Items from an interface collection

—————

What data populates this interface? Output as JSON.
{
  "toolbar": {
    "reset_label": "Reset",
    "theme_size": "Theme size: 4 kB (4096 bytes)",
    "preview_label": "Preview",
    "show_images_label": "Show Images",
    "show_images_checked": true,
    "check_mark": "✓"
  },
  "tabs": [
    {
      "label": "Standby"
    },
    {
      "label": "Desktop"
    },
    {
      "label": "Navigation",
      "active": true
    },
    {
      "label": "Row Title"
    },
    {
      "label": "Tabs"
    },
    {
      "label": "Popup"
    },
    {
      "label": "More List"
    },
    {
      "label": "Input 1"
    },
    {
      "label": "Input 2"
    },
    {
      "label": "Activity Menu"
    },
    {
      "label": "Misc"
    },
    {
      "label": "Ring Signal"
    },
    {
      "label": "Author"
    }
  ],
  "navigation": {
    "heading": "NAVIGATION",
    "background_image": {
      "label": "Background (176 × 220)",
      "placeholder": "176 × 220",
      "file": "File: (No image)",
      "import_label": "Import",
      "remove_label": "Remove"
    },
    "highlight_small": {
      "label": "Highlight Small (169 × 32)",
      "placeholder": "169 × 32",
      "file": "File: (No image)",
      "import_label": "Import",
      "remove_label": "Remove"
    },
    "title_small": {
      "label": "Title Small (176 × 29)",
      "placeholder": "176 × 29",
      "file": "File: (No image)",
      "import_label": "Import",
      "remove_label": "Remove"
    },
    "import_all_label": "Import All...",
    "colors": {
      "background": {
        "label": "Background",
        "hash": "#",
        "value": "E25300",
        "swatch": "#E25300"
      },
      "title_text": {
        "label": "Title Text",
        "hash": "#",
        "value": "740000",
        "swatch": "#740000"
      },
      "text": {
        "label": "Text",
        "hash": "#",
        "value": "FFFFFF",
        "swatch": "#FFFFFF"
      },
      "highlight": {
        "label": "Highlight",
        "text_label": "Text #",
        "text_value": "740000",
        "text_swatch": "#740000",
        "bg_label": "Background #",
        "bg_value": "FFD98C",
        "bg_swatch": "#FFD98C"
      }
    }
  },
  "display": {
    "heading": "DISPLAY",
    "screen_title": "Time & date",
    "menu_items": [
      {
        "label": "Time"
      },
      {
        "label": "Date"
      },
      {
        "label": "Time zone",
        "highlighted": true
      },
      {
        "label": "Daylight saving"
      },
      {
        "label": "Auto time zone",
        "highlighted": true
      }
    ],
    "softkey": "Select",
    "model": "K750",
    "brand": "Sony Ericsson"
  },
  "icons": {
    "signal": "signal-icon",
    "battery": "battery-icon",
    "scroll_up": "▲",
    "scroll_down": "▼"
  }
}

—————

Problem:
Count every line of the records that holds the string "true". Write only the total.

Solution:
4